(Dataset entries)
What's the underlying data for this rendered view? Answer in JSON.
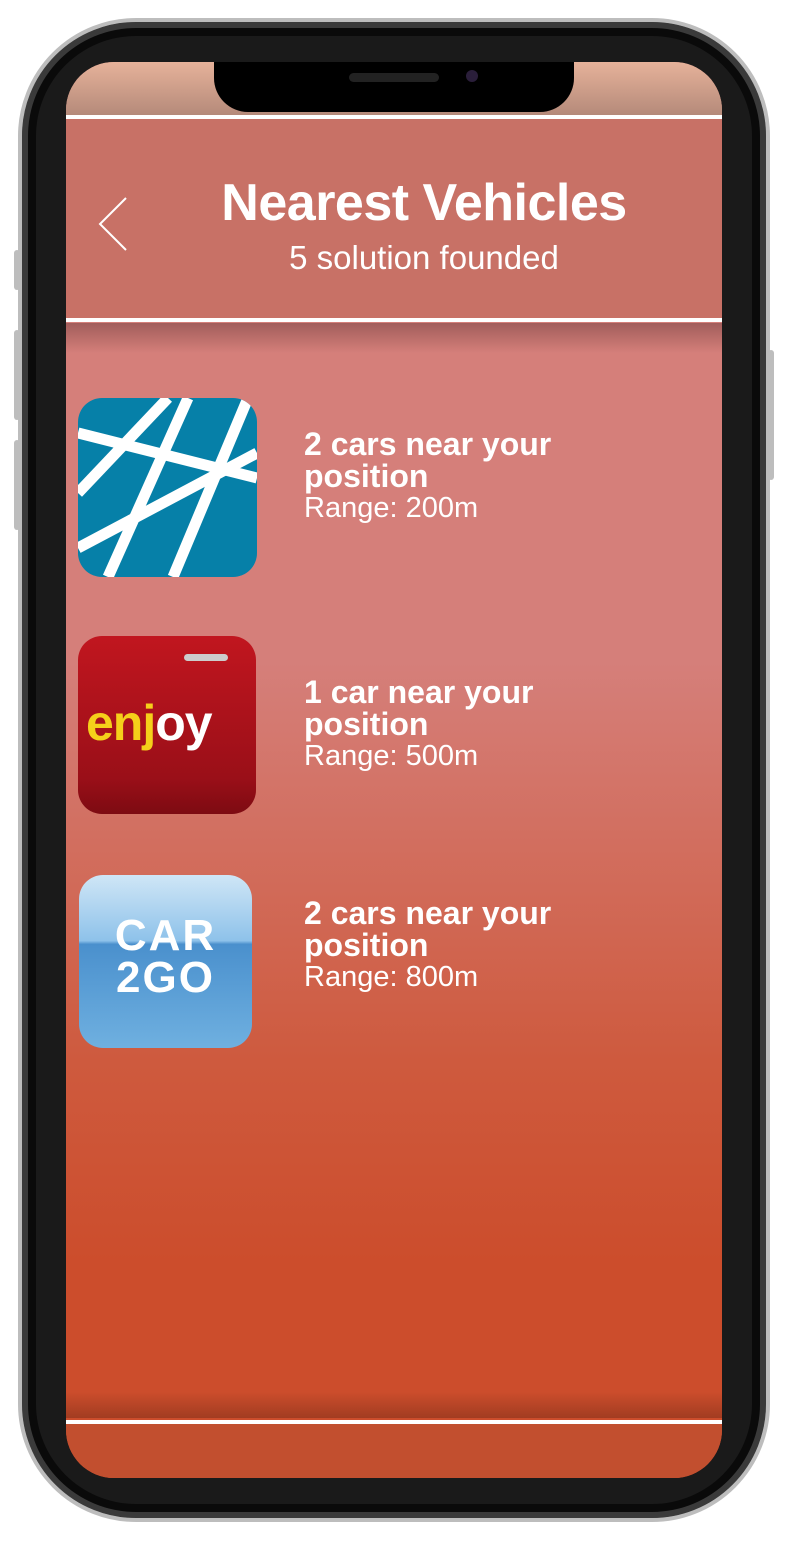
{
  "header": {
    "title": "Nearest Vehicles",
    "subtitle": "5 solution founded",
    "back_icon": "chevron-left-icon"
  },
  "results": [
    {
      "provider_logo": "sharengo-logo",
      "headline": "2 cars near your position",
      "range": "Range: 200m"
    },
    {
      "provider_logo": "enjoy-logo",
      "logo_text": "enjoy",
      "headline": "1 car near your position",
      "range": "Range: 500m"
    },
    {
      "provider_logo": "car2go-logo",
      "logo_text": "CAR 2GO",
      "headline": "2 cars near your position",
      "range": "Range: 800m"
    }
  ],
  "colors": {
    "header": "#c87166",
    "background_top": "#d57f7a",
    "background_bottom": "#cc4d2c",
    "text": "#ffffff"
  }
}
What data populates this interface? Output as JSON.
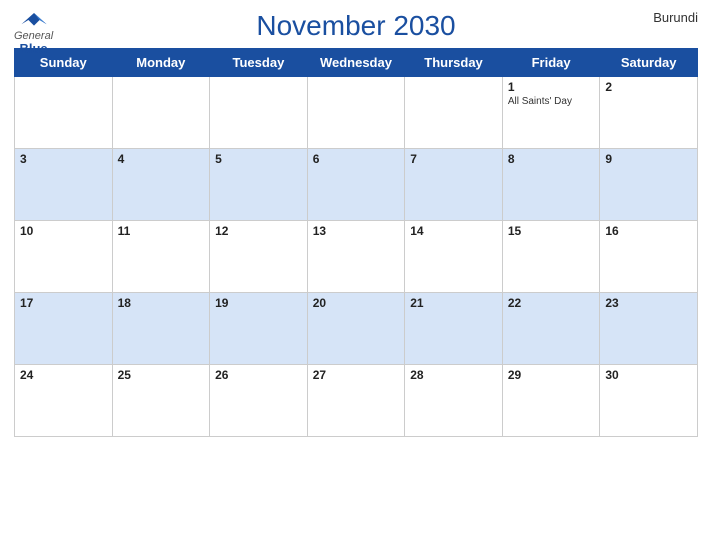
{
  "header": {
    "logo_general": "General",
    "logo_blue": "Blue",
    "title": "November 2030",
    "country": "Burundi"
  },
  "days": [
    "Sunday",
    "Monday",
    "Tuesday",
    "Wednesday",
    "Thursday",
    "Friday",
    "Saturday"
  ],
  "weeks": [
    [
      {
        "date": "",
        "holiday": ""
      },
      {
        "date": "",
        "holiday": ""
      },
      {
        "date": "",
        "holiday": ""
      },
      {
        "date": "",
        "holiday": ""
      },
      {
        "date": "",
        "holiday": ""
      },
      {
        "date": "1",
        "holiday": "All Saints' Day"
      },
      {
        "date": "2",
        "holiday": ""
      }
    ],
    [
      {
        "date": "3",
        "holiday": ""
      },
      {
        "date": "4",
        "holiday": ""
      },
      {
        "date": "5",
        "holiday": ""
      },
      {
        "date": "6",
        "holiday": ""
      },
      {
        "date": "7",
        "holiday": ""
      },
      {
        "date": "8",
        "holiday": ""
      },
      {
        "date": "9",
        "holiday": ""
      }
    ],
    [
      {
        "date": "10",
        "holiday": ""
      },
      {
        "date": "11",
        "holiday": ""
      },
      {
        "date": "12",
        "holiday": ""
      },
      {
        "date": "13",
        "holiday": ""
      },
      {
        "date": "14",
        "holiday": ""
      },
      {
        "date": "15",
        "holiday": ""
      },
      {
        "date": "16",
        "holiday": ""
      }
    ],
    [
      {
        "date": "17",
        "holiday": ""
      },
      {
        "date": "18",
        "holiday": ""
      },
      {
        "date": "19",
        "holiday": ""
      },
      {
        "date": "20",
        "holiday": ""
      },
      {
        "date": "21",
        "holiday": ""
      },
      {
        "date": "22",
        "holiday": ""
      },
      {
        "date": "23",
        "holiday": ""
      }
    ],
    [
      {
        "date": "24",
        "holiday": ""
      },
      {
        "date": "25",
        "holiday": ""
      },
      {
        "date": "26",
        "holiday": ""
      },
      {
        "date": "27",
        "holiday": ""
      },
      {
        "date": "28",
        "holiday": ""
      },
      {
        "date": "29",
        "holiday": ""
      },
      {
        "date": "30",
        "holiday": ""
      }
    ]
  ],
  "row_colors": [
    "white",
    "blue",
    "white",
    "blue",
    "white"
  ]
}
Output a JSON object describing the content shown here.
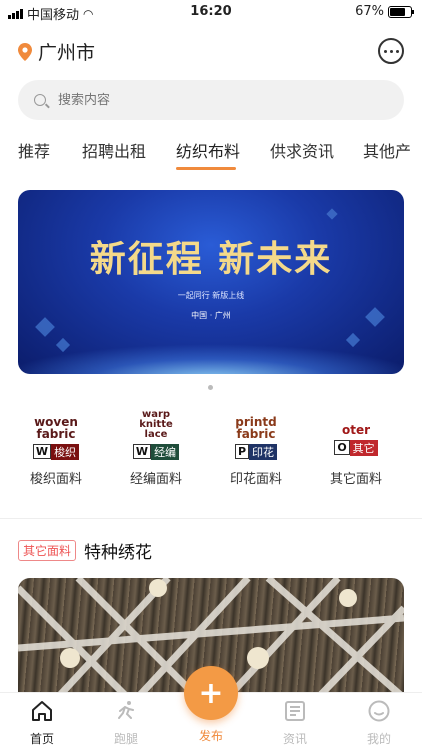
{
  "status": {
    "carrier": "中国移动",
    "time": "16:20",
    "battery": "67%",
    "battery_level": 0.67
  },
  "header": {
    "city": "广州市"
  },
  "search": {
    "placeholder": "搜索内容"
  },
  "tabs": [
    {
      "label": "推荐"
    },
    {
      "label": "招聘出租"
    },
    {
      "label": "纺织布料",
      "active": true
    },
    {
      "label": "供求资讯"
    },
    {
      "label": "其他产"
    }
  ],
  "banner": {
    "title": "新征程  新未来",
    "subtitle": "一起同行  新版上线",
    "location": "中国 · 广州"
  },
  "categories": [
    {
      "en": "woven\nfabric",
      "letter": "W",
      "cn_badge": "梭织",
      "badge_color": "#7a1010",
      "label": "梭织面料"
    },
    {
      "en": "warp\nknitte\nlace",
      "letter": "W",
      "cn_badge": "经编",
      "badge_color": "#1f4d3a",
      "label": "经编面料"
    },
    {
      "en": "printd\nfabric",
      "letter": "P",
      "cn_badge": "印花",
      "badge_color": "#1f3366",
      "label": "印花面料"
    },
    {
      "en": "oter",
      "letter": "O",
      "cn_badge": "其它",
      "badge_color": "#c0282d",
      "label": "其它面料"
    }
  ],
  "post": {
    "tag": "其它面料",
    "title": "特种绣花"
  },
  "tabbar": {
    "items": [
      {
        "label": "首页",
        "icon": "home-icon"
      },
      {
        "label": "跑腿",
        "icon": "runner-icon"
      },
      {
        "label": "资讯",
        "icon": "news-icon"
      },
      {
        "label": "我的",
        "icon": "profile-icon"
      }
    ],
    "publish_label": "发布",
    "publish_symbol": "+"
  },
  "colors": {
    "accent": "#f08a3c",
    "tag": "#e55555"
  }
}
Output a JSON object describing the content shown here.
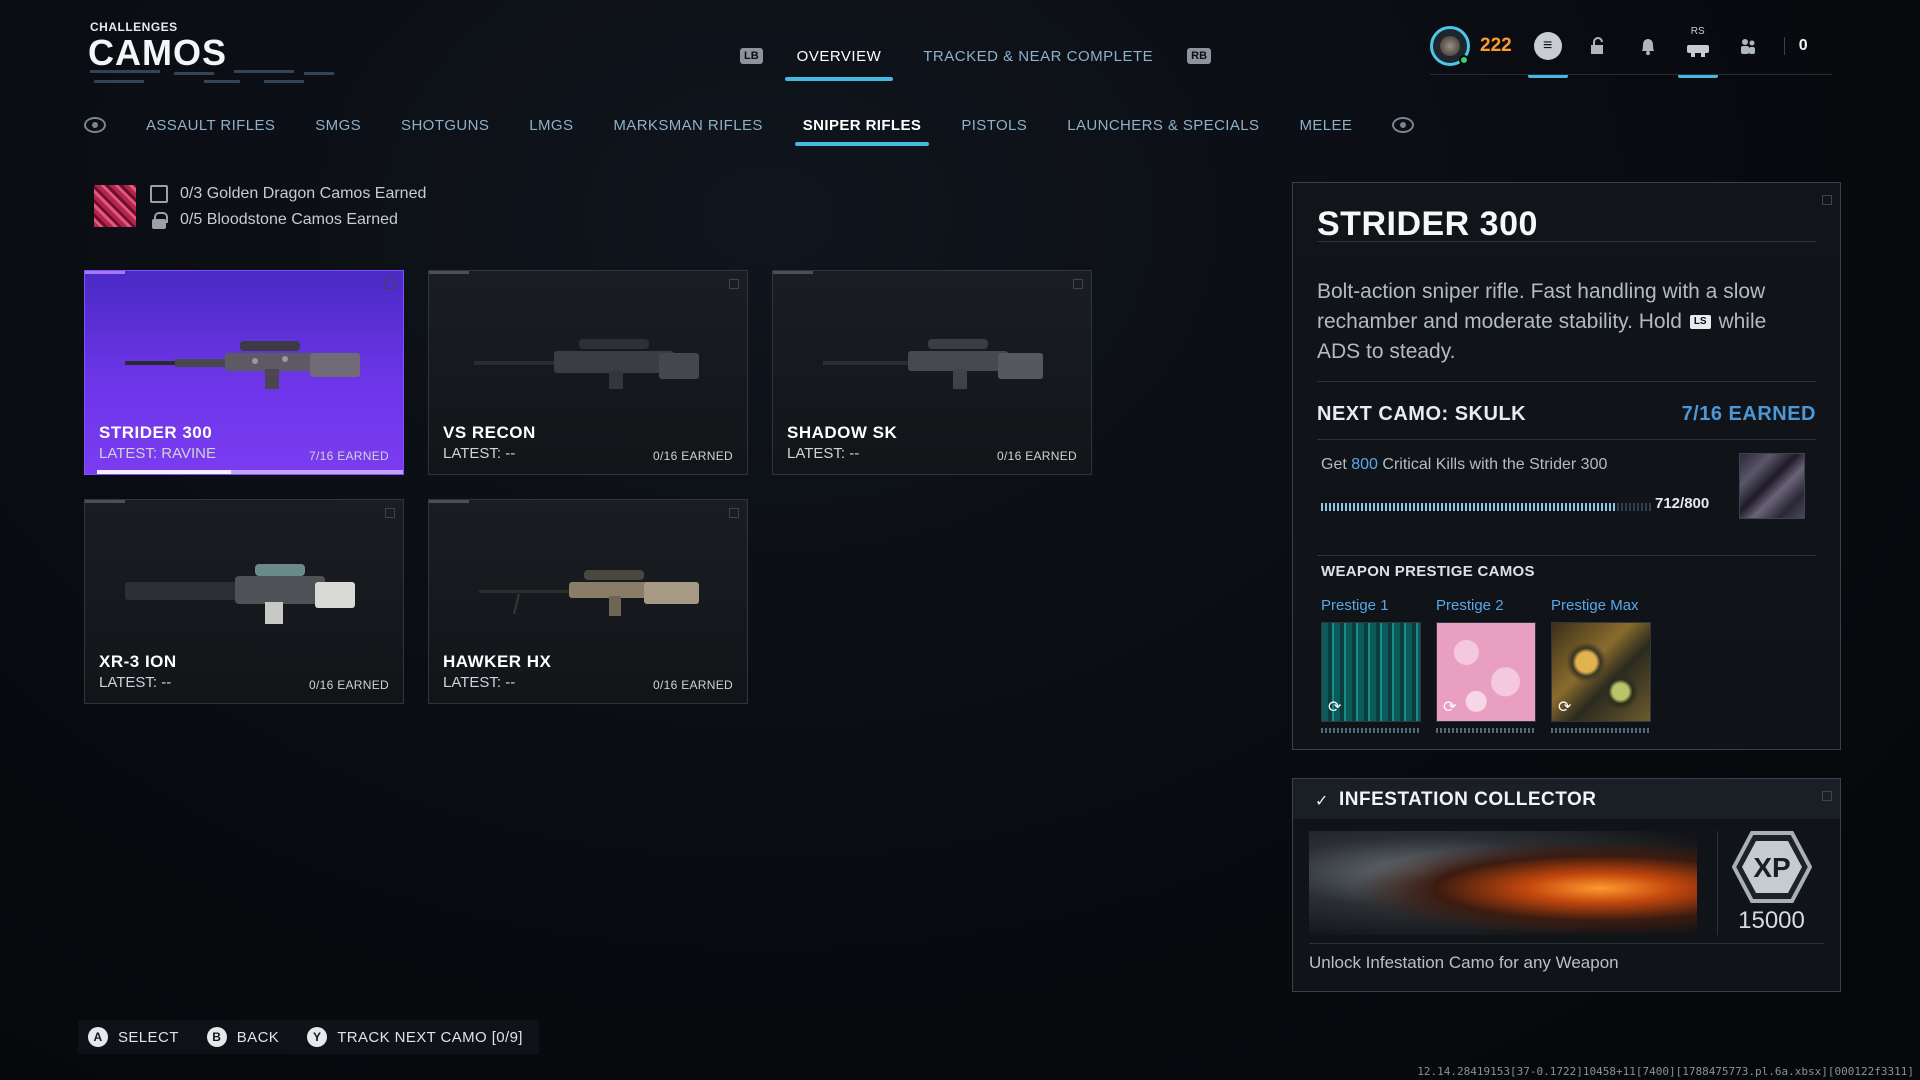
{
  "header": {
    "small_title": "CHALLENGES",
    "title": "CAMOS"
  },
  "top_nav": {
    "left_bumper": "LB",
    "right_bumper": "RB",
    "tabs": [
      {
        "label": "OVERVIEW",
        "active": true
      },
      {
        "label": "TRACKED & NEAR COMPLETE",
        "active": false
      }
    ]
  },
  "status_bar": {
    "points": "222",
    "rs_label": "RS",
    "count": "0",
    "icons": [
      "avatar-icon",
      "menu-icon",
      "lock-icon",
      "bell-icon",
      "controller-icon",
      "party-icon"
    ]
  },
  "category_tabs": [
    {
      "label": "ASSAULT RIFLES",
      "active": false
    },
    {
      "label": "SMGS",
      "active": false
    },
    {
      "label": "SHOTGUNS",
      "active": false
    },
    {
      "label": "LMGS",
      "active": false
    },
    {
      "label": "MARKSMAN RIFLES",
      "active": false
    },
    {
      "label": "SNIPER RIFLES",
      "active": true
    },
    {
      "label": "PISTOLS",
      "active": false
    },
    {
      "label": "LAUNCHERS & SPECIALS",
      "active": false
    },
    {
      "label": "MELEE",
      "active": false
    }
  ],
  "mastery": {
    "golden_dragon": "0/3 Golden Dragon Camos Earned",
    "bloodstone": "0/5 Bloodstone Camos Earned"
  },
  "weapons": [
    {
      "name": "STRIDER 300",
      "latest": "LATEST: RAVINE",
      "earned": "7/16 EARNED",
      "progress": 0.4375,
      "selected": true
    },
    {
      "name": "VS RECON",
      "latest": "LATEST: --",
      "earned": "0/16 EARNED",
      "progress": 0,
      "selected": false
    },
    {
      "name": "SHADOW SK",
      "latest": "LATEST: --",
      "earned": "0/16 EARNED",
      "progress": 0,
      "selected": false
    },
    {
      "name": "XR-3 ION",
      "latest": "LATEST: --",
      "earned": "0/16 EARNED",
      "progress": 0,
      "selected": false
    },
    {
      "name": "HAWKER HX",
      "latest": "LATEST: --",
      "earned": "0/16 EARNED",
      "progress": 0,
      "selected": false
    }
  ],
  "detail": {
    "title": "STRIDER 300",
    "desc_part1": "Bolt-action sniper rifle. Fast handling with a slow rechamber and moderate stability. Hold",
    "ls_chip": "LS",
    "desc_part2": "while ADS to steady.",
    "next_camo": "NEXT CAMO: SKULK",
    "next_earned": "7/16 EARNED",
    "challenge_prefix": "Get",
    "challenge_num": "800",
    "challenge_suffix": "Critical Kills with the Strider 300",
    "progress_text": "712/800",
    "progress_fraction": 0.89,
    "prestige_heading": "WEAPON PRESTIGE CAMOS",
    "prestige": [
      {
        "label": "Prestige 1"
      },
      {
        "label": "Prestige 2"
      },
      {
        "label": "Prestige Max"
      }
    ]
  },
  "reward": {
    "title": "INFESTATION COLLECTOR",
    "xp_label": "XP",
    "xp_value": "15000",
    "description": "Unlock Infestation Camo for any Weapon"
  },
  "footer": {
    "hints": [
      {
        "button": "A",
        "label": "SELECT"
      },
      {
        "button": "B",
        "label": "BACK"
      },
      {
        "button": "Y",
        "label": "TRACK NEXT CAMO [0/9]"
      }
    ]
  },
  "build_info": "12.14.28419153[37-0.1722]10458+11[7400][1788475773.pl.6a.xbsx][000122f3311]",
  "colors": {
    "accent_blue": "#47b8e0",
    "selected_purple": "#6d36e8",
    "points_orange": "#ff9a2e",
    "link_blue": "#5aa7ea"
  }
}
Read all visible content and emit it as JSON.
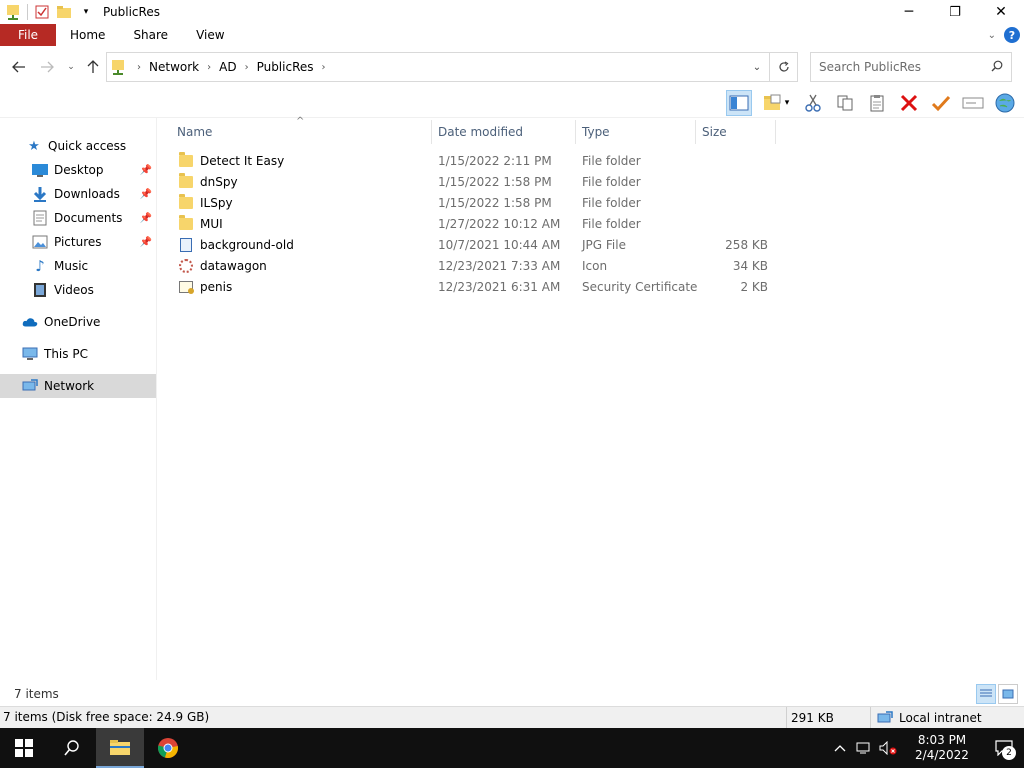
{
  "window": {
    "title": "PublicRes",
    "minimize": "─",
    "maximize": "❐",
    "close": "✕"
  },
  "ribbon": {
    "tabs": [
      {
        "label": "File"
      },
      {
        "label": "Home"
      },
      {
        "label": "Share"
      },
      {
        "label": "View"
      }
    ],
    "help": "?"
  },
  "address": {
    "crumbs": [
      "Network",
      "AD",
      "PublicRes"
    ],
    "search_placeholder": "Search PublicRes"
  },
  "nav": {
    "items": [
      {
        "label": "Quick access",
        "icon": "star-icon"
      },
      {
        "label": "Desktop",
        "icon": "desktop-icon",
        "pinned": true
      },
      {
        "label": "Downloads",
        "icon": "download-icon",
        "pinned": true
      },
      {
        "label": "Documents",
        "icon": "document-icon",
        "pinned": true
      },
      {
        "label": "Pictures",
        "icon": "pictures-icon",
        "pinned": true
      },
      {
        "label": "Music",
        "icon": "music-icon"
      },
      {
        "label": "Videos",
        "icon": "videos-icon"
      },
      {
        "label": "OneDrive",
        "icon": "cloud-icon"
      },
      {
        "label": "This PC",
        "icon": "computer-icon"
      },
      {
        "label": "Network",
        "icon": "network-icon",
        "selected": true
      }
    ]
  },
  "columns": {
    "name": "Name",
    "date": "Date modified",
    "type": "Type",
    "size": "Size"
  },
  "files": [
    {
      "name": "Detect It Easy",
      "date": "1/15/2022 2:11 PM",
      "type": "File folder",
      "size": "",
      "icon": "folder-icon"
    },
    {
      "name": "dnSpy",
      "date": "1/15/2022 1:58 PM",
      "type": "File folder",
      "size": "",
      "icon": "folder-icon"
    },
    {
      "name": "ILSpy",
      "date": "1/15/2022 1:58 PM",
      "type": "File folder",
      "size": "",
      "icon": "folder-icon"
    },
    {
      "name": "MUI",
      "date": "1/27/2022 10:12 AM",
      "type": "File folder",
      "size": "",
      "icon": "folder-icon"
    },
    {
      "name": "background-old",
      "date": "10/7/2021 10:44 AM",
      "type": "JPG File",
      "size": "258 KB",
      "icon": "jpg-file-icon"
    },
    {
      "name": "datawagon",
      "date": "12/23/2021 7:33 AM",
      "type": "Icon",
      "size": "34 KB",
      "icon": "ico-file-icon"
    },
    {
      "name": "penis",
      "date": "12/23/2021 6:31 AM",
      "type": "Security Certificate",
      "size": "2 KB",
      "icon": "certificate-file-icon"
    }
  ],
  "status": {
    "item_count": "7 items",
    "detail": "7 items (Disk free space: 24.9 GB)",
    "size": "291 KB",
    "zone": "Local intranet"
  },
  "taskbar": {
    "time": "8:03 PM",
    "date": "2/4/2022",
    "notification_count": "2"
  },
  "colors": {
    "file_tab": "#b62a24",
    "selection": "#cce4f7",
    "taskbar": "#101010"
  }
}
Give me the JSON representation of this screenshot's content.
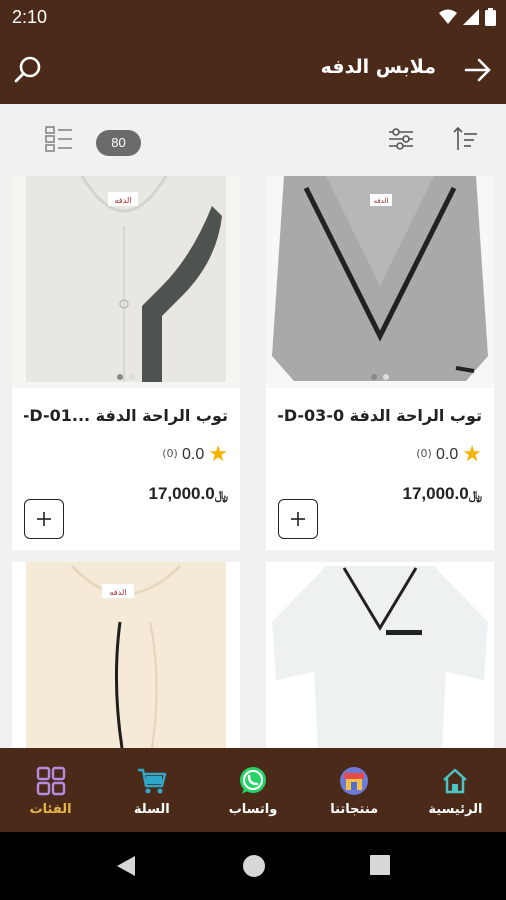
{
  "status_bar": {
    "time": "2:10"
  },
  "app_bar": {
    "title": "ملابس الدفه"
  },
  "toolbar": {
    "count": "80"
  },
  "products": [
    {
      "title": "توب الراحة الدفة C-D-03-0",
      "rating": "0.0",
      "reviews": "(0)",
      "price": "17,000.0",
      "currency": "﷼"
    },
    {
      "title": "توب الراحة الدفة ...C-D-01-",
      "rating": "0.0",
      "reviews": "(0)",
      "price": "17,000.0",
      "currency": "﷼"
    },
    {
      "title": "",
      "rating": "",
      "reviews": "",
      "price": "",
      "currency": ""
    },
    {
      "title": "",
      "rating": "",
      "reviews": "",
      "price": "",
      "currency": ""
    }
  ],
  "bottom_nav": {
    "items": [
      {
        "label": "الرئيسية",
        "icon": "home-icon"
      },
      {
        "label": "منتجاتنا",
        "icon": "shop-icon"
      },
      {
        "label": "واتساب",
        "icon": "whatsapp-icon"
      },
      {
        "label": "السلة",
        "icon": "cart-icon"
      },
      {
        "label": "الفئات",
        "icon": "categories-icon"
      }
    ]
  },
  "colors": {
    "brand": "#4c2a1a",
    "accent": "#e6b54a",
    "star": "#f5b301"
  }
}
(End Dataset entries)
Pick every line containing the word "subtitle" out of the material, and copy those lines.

    "subtitle": "5 solution founded",
    "subtitle": "一起同行  新版上线",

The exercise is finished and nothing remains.